__To do__
Where a line of the material includes the string "accent", copy that line.

__Data in this exercise__

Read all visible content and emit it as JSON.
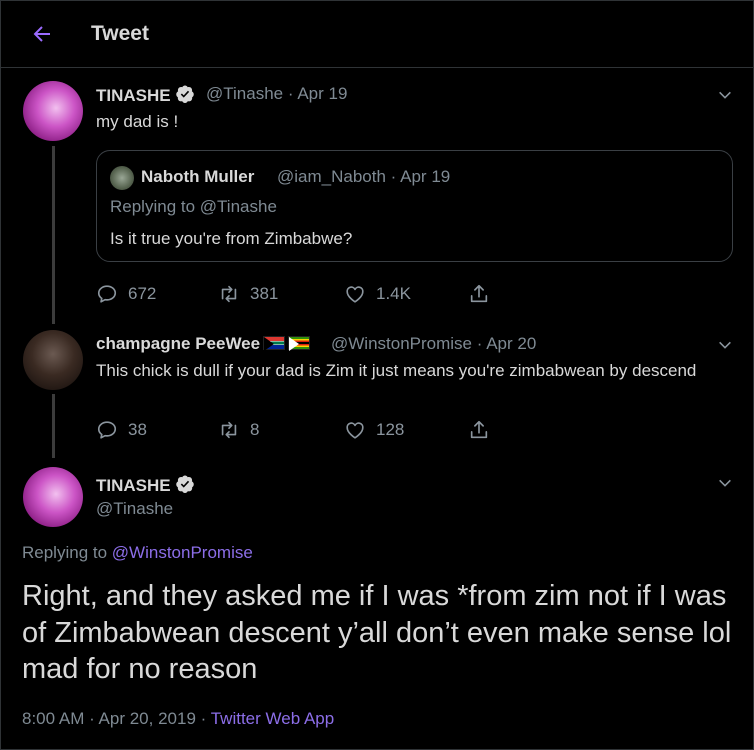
{
  "header": {
    "title": "Tweet"
  },
  "tweet1": {
    "name": "TINASHE",
    "handle": "@Tinashe",
    "sep": "·",
    "date": "Apr 19",
    "text": "my dad is !",
    "quote": {
      "name": "Naboth Muller",
      "handle": "@iam_Naboth",
      "sep": "·",
      "date": "Apr 19",
      "replying_prefix": "Replying to",
      "replying_to": "@Tinashe",
      "text": "Is it true you're from Zimbabwe?"
    },
    "replies": "672",
    "retweets": "381",
    "likes": "1.4K"
  },
  "tweet2": {
    "name": "champagne PeeWee",
    "handle": "@WinstonPromise",
    "sep": "·",
    "date": "Apr 20",
    "text": "This chick is dull if your dad is Zim it just means you're zimbabwean by descend",
    "replies": "38",
    "retweets": "8",
    "likes": "128"
  },
  "main": {
    "name": "TINASHE",
    "handle": "@Tinashe",
    "replying_prefix": "Replying to",
    "replying_to": "@WinstonPromise",
    "text": "Right, and they asked me if I was *from zim not if I was of Zimbabwean descent y’all don’t even make sense lol mad for no reason",
    "time": "8:00 AM · Apr 20, 2019",
    "sep": "·",
    "source": "Twitter Web App"
  },
  "colors": {
    "accent": "#8c6ee8",
    "background": "#000000",
    "muted": "#7f8a93"
  },
  "icons": [
    "back-arrow-icon",
    "verified-icon",
    "chevron-down-icon",
    "reply-icon",
    "retweet-icon",
    "like-icon",
    "share-icon"
  ]
}
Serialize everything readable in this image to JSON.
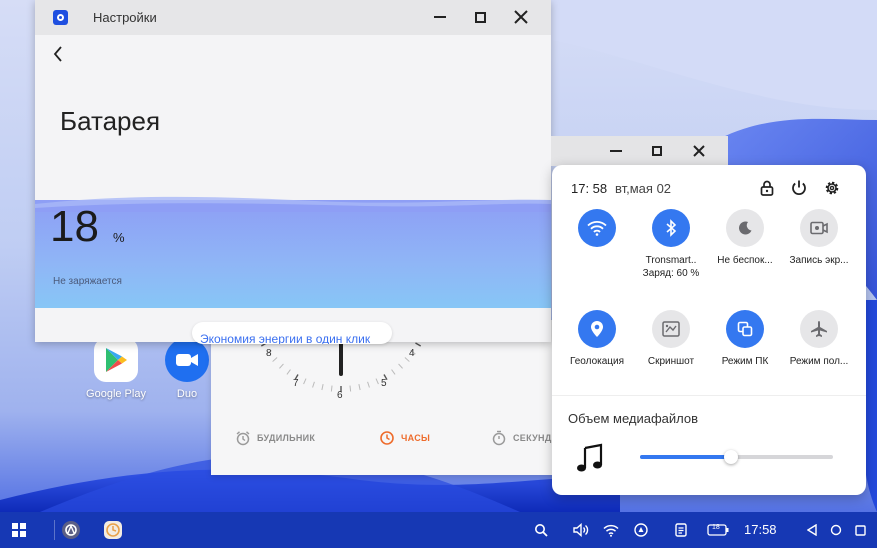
{
  "settings_window": {
    "title": "Настройки",
    "page_title": "Батарея",
    "battery_percent": "18",
    "battery_unit": "%",
    "battery_level": 0.18,
    "charge_status": "Не заряжается",
    "energy_saving_link": "Экономия энергии в один клик"
  },
  "clock_window": {
    "dial_numbers": [
      "8",
      "4",
      "7",
      "5",
      "6"
    ],
    "tabs": [
      {
        "label": "БУДИЛЬНИК",
        "active": false
      },
      {
        "label": "ЧАСЫ",
        "active": true
      },
      {
        "label": "СЕКУНД",
        "active": false
      }
    ]
  },
  "quick_settings": {
    "time": "17: 58",
    "date": "вт,мая 02",
    "tiles": [
      {
        "label": "",
        "sub": "",
        "icon": "wifi-icon",
        "on": true
      },
      {
        "label": "Tronsmart..",
        "sub": "Заряд: 60 %",
        "icon": "bluetooth-icon",
        "on": true
      },
      {
        "label": "Не беспок...",
        "sub": "",
        "icon": "moon-icon",
        "on": false
      },
      {
        "label": "Запись экр...",
        "sub": "",
        "icon": "screen-record-icon",
        "on": false
      },
      {
        "label": "Геолокация",
        "sub": "",
        "icon": "location-icon",
        "on": true
      },
      {
        "label": "Скриншот",
        "sub": "",
        "icon": "screenshot-icon",
        "on": false
      },
      {
        "label": "Режим ПК",
        "sub": "",
        "icon": "pc-mode-icon",
        "on": true
      },
      {
        "label": "Режим пол...",
        "sub": "",
        "icon": "airplane-icon",
        "on": false
      }
    ],
    "media_volume_label": "Объем медиафайлов",
    "media_volume_level": 0.47
  },
  "desktop_icons": [
    {
      "label": "Google Play",
      "icon": "google-play-icon"
    },
    {
      "label": "Duo",
      "icon": "duo-icon"
    }
  ],
  "taskbar": {
    "clock": "17:58",
    "battery_badge": "18"
  },
  "colors": {
    "accent": "#3478f0",
    "clock_active": "#ee6c2c",
    "taskbar": "#1638b4"
  }
}
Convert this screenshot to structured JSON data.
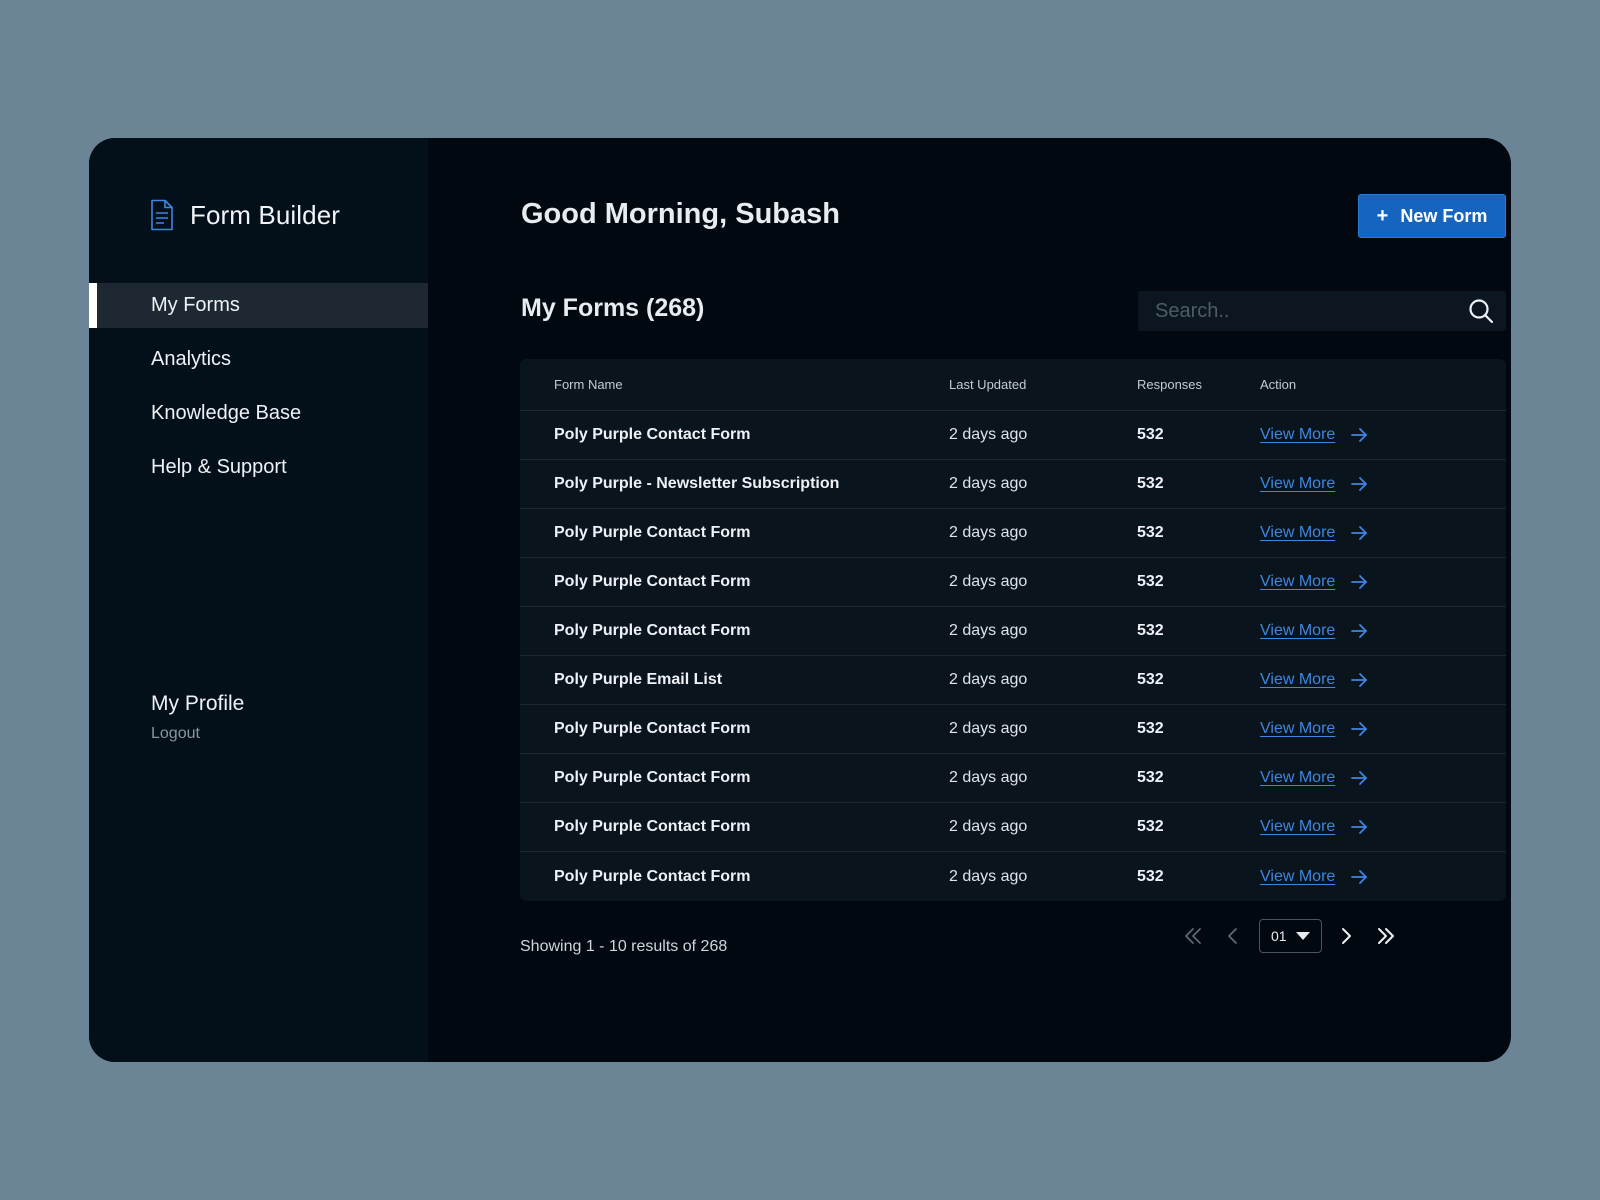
{
  "sidebar": {
    "brand": "Form Builder",
    "brand_icon": "document-icon",
    "nav": [
      {
        "label": "My Forms",
        "active": true
      },
      {
        "label": "Analytics",
        "active": false
      },
      {
        "label": "Knowledge Base",
        "active": false
      },
      {
        "label": "Help & Support",
        "active": false
      }
    ],
    "profile_label": "My Profile",
    "logout_label": "Logout"
  },
  "header": {
    "greeting": "Good Morning, Subash",
    "new_form_icon": "+",
    "new_form_label": "New Form"
  },
  "forms": {
    "title": "My Forms (268)",
    "search_placeholder": "Search..",
    "columns": {
      "name": "Form Name",
      "updated": "Last Updated",
      "responses": "Responses",
      "action": "Action"
    },
    "rows": [
      {
        "name": "Poly Purple Contact Form",
        "updated": "2 days ago",
        "responses": "532",
        "action": "View More"
      },
      {
        "name": "Poly Purple - Newsletter Subscription",
        "updated": "2 days ago",
        "responses": "532",
        "action": "View More"
      },
      {
        "name": "Poly Purple Contact Form",
        "updated": "2 days ago",
        "responses": "532",
        "action": "View More"
      },
      {
        "name": "Poly Purple Contact Form",
        "updated": "2 days ago",
        "responses": "532",
        "action": "View More"
      },
      {
        "name": "Poly Purple Contact Form",
        "updated": "2 days ago",
        "responses": "532",
        "action": "View More"
      },
      {
        "name": "Poly Purple Email List",
        "updated": "2 days ago",
        "responses": "532",
        "action": "View More"
      },
      {
        "name": "Poly Purple Contact Form",
        "updated": "2 days ago",
        "responses": "532",
        "action": "View More"
      },
      {
        "name": "Poly Purple Contact Form",
        "updated": "2 days ago",
        "responses": "532",
        "action": "View More"
      },
      {
        "name": "Poly Purple Contact Form",
        "updated": "2 days ago",
        "responses": "532",
        "action": "View More"
      },
      {
        "name": "Poly Purple Contact Form",
        "updated": "2 days ago",
        "responses": "532",
        "action": "View More"
      }
    ]
  },
  "pagination": {
    "summary": "Showing 1 - 10 results of 268",
    "current_page": "01"
  },
  "colors": {
    "background": "#6b8597",
    "sidebar": "#031019",
    "main": "#01080f",
    "accent": "#1565c0",
    "link": "#3f86e0"
  }
}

__Answer to the problem__
    "accent": "#8c6ee8",
    "accent": "#3478f0",
    "accent": "#1565c0",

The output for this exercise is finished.